At the time I was working summers in a local bicycle shop. A friend of the owner knew I was into antique Jeeps as I often drove the Willys MB to work. He asked if I had ever heard of an Austin Champ. He said his 92 year old father had one in his workshop and wanted to sell it. (on a side note, his father was a neat fellow who worked on the Manhatten project in WW2).
I was intrigued and went home to research the vehicle. As the price was right for a penniless schoolteacher we made an arrangement and my poor put-upon rollback driver, Bob, joined me for the adventure.
The extrication was quite interesting. Brake drums were frozen and a whole pile of oddball items had to be removed to get the Champ out of its shed. The building it was in was a steel workshop built in front of another workshop. There were even tunnels going into the hillside and under the main house. (The main house was built out of salvage and painted in giant polka-dots!) I actually got lost at one point looking for a light switch.
The Austin Champs were made in the early 1950s and were eventually replaced with the more simple and lightweight Landrovers. After I worked on the Champ for a while I really felt like it was designed by a committee. Very heavy and over-engineered. After putting a good amount of work into it I finally sold it and put the time into restoring my father’s ’56 Porsche instead.
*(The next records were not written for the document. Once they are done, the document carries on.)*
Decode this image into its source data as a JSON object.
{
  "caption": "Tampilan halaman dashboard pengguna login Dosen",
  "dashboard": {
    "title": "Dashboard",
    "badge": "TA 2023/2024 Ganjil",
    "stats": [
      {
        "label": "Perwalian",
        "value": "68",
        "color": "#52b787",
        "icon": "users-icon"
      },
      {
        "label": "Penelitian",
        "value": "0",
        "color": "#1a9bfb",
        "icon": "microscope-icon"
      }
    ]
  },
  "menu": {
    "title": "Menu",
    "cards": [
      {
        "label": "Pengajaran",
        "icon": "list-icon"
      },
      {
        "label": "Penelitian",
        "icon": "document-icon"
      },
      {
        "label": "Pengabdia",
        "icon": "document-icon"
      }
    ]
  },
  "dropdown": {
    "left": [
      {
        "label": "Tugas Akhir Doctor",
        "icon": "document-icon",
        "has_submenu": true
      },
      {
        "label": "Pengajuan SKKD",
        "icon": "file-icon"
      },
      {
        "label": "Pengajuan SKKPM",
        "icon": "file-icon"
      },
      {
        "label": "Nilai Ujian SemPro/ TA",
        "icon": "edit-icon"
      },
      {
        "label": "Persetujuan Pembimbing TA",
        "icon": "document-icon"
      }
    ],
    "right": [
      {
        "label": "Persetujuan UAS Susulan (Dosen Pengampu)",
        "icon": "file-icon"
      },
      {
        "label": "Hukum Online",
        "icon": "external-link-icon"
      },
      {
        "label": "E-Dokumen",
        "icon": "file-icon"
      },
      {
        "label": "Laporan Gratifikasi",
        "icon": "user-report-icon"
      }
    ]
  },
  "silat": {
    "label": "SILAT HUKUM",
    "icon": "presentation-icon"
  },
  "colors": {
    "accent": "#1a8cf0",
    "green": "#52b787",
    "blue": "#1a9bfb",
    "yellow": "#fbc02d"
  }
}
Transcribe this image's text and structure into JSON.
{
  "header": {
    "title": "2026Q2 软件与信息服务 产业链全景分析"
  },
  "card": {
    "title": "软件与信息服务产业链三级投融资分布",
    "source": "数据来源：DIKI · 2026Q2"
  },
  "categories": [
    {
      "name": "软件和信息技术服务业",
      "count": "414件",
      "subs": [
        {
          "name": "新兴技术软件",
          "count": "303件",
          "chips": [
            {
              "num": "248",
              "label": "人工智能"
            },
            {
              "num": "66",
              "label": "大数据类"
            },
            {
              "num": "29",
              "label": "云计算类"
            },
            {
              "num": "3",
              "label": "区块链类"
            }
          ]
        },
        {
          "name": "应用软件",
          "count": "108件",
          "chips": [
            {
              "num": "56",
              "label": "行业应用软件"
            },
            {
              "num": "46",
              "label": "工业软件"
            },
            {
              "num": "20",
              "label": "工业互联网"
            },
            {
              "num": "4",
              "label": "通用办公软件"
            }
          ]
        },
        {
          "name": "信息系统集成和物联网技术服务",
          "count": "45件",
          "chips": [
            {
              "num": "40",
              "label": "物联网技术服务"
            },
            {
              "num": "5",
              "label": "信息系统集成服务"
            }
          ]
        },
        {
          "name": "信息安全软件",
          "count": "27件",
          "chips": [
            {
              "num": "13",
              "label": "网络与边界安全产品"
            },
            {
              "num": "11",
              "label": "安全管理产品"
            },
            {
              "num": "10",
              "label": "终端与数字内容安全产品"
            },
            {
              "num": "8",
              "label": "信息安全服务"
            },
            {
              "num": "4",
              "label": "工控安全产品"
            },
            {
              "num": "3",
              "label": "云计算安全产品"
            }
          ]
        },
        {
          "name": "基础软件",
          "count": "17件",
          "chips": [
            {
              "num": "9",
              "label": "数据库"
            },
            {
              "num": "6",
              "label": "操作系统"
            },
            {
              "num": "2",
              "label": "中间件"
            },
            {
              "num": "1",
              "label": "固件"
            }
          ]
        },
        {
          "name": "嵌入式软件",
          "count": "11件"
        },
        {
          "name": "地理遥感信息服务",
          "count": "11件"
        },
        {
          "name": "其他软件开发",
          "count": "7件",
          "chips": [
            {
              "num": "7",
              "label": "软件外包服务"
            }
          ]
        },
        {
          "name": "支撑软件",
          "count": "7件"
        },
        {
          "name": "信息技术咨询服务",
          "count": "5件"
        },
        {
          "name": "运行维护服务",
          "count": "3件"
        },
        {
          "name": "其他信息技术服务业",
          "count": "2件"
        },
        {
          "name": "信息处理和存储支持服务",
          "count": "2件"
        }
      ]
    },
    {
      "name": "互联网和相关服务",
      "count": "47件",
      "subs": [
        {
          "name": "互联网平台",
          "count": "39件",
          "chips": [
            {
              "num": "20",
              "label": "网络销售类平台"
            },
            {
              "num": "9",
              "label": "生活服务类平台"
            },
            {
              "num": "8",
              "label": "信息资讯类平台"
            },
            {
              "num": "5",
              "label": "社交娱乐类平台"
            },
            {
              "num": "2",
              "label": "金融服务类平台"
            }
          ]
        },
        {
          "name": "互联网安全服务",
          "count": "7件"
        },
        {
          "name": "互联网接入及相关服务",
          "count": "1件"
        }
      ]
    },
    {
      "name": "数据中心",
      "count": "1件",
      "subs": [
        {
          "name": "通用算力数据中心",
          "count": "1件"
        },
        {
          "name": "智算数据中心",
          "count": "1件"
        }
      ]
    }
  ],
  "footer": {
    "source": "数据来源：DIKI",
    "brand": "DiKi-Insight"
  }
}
Champs are neat vehicles though, and I think less than 900 still exist. To find out more about them visit the Owners’ Club at: www.Austinchamp.com I wish I had possessed the time and money to restore the one I owned briefly. But I know it is happy in its new home.